Exercise goal
Your task is to copy all of the data exactly.

Available data

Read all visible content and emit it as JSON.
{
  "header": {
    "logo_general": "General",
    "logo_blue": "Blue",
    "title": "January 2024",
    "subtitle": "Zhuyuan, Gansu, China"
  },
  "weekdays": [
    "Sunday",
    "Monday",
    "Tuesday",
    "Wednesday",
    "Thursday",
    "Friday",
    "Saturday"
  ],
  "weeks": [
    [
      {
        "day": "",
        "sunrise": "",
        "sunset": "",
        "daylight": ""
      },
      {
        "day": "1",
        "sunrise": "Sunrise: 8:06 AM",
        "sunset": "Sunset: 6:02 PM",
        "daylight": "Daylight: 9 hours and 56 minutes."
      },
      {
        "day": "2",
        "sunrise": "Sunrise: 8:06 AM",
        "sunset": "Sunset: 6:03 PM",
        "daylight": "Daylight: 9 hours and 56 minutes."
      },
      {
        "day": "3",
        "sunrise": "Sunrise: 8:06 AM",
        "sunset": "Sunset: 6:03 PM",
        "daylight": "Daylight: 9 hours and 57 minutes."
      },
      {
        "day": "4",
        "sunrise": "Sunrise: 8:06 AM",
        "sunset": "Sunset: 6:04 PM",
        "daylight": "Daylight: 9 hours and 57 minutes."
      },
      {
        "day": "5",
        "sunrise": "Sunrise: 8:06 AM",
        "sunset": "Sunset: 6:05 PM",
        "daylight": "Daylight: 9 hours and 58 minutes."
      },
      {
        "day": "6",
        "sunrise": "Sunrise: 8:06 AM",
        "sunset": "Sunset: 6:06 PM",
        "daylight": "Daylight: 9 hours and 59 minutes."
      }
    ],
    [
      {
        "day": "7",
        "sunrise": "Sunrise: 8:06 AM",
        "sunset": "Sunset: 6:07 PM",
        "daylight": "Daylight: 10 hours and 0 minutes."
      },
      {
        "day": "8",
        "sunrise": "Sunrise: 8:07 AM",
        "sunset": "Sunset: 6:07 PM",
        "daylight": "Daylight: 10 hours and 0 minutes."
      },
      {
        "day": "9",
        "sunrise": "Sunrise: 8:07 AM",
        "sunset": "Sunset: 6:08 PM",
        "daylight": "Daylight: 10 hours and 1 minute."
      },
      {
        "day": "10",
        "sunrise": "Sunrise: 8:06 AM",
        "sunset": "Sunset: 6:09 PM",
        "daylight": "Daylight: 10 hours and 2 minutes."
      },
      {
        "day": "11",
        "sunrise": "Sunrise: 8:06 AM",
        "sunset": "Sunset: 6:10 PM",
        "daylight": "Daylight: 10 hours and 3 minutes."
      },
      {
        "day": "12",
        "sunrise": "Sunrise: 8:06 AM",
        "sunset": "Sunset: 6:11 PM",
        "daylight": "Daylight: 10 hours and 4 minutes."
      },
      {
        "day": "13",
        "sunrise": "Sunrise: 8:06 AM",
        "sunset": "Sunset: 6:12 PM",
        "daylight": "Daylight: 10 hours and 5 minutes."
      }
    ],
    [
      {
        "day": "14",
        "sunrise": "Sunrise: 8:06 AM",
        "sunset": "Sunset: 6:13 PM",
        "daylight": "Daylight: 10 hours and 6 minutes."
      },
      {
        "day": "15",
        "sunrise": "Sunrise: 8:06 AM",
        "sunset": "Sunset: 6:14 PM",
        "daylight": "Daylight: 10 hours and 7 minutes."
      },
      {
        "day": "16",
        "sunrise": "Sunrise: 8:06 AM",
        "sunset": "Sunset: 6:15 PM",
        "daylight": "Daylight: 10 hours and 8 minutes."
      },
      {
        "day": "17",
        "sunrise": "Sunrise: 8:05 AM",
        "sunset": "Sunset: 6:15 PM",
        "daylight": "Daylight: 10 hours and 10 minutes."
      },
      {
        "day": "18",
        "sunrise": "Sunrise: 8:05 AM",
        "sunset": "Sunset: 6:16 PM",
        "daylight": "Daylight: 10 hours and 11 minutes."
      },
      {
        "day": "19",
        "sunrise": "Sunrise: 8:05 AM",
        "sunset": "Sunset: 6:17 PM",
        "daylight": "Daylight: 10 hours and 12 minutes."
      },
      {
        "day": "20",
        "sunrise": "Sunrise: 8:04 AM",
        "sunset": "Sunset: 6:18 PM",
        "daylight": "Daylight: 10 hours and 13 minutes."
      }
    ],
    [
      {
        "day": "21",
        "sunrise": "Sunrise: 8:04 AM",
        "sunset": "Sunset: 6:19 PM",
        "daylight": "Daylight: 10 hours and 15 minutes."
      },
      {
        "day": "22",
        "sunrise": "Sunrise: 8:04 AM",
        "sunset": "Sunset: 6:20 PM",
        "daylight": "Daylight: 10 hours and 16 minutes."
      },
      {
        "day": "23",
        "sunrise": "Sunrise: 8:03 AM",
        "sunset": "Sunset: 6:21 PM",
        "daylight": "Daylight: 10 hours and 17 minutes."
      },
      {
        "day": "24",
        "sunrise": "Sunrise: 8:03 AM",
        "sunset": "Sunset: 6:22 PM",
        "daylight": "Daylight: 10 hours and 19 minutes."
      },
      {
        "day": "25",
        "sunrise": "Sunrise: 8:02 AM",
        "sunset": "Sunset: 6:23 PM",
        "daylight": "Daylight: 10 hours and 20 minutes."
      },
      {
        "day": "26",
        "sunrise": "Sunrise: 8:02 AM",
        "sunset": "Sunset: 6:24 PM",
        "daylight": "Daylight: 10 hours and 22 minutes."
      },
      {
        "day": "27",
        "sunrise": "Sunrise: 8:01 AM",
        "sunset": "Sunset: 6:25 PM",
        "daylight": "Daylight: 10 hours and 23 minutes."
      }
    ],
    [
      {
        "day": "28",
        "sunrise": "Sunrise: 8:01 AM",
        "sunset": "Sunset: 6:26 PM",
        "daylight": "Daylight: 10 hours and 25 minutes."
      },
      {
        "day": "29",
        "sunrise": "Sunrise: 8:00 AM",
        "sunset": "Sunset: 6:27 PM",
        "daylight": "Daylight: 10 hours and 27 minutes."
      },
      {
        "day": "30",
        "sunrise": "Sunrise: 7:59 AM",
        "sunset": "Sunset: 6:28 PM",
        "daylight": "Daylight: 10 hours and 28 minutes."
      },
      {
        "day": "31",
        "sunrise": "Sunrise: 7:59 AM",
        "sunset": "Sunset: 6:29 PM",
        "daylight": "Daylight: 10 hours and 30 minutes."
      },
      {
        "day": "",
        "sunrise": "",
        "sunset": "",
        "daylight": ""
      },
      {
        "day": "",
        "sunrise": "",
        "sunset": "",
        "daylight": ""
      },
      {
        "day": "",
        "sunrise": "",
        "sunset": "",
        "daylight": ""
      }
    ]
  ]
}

Response to the task
Read all visible content and emit it as JSON.
{
  "header": {
    "logo_general": "General",
    "logo_blue": "Blue",
    "title": "January 2024",
    "subtitle": "Zhuyuan, Gansu, China"
  },
  "weekdays": [
    "Sunday",
    "Monday",
    "Tuesday",
    "Wednesday",
    "Thursday",
    "Friday",
    "Saturday"
  ],
  "weeks": [
    [
      {
        "day": "",
        "sunrise": "",
        "sunset": "",
        "daylight": ""
      },
      {
        "day": "1",
        "sunrise": "Sunrise: 8:06 AM",
        "sunset": "Sunset: 6:02 PM",
        "daylight": "Daylight: 9 hours and 56 minutes."
      },
      {
        "day": "2",
        "sunrise": "Sunrise: 8:06 AM",
        "sunset": "Sunset: 6:03 PM",
        "daylight": "Daylight: 9 hours and 56 minutes."
      },
      {
        "day": "3",
        "sunrise": "Sunrise: 8:06 AM",
        "sunset": "Sunset: 6:03 PM",
        "daylight": "Daylight: 9 hours and 57 minutes."
      },
      {
        "day": "4",
        "sunrise": "Sunrise: 8:06 AM",
        "sunset": "Sunset: 6:04 PM",
        "daylight": "Daylight: 9 hours and 57 minutes."
      },
      {
        "day": "5",
        "sunrise": "Sunrise: 8:06 AM",
        "sunset": "Sunset: 6:05 PM",
        "daylight": "Daylight: 9 hours and 58 minutes."
      },
      {
        "day": "6",
        "sunrise": "Sunrise: 8:06 AM",
        "sunset": "Sunset: 6:06 PM",
        "daylight": "Daylight: 9 hours and 59 minutes."
      }
    ],
    [
      {
        "day": "7",
        "sunrise": "Sunrise: 8:06 AM",
        "sunset": "Sunset: 6:07 PM",
        "daylight": "Daylight: 10 hours and 0 minutes."
      },
      {
        "day": "8",
        "sunrise": "Sunrise: 8:07 AM",
        "sunset": "Sunset: 6:07 PM",
        "daylight": "Daylight: 10 hours and 0 minutes."
      },
      {
        "day": "9",
        "sunrise": "Sunrise: 8:07 AM",
        "sunset": "Sunset: 6:08 PM",
        "daylight": "Daylight: 10 hours and 1 minute."
      },
      {
        "day": "10",
        "sunrise": "Sunrise: 8:06 AM",
        "sunset": "Sunset: 6:09 PM",
        "daylight": "Daylight: 10 hours and 2 minutes."
      },
      {
        "day": "11",
        "sunrise": "Sunrise: 8:06 AM",
        "sunset": "Sunset: 6:10 PM",
        "daylight": "Daylight: 10 hours and 3 minutes."
      },
      {
        "day": "12",
        "sunrise": "Sunrise: 8:06 AM",
        "sunset": "Sunset: 6:11 PM",
        "daylight": "Daylight: 10 hours and 4 minutes."
      },
      {
        "day": "13",
        "sunrise": "Sunrise: 8:06 AM",
        "sunset": "Sunset: 6:12 PM",
        "daylight": "Daylight: 10 hours and 5 minutes."
      }
    ],
    [
      {
        "day": "14",
        "sunrise": "Sunrise: 8:06 AM",
        "sunset": "Sunset: 6:13 PM",
        "daylight": "Daylight: 10 hours and 6 minutes."
      },
      {
        "day": "15",
        "sunrise": "Sunrise: 8:06 AM",
        "sunset": "Sunset: 6:14 PM",
        "daylight": "Daylight: 10 hours and 7 minutes."
      },
      {
        "day": "16",
        "sunrise": "Sunrise: 8:06 AM",
        "sunset": "Sunset: 6:15 PM",
        "daylight": "Daylight: 10 hours and 8 minutes."
      },
      {
        "day": "17",
        "sunrise": "Sunrise: 8:05 AM",
        "sunset": "Sunset: 6:15 PM",
        "daylight": "Daylight: 10 hours and 10 minutes."
      },
      {
        "day": "18",
        "sunrise": "Sunrise: 8:05 AM",
        "sunset": "Sunset: 6:16 PM",
        "daylight": "Daylight: 10 hours and 11 minutes."
      },
      {
        "day": "19",
        "sunrise": "Sunrise: 8:05 AM",
        "sunset": "Sunset: 6:17 PM",
        "daylight": "Daylight: 10 hours and 12 minutes."
      },
      {
        "day": "20",
        "sunrise": "Sunrise: 8:04 AM",
        "sunset": "Sunset: 6:18 PM",
        "daylight": "Daylight: 10 hours and 13 minutes."
      }
    ],
    [
      {
        "day": "21",
        "sunrise": "Sunrise: 8:04 AM",
        "sunset": "Sunset: 6:19 PM",
        "daylight": "Daylight: 10 hours and 15 minutes."
      },
      {
        "day": "22",
        "sunrise": "Sunrise: 8:04 AM",
        "sunset": "Sunset: 6:20 PM",
        "daylight": "Daylight: 10 hours and 16 minutes."
      },
      {
        "day": "23",
        "sunrise": "Sunrise: 8:03 AM",
        "sunset": "Sunset: 6:21 PM",
        "daylight": "Daylight: 10 hours and 17 minutes."
      },
      {
        "day": "24",
        "sunrise": "Sunrise: 8:03 AM",
        "sunset": "Sunset: 6:22 PM",
        "daylight": "Daylight: 10 hours and 19 minutes."
      },
      {
        "day": "25",
        "sunrise": "Sunrise: 8:02 AM",
        "sunset": "Sunset: 6:23 PM",
        "daylight": "Daylight: 10 hours and 20 minutes."
      },
      {
        "day": "26",
        "sunrise": "Sunrise: 8:02 AM",
        "sunset": "Sunset: 6:24 PM",
        "daylight": "Daylight: 10 hours and 22 minutes."
      },
      {
        "day": "27",
        "sunrise": "Sunrise: 8:01 AM",
        "sunset": "Sunset: 6:25 PM",
        "daylight": "Daylight: 10 hours and 23 minutes."
      }
    ],
    [
      {
        "day": "28",
        "sunrise": "Sunrise: 8:01 AM",
        "sunset": "Sunset: 6:26 PM",
        "daylight": "Daylight: 10 hours and 25 minutes."
      },
      {
        "day": "29",
        "sunrise": "Sunrise: 8:00 AM",
        "sunset": "Sunset: 6:27 PM",
        "daylight": "Daylight: 10 hours and 27 minutes."
      },
      {
        "day": "30",
        "sunrise": "Sunrise: 7:59 AM",
        "sunset": "Sunset: 6:28 PM",
        "daylight": "Daylight: 10 hours and 28 minutes."
      },
      {
        "day": "31",
        "sunrise": "Sunrise: 7:59 AM",
        "sunset": "Sunset: 6:29 PM",
        "daylight": "Daylight: 10 hours and 30 minutes."
      },
      {
        "day": "",
        "sunrise": "",
        "sunset": "",
        "daylight": ""
      },
      {
        "day": "",
        "sunrise": "",
        "sunset": "",
        "daylight": ""
      },
      {
        "day": "",
        "sunrise": "",
        "sunset": "",
        "daylight": ""
      }
    ]
  ]
}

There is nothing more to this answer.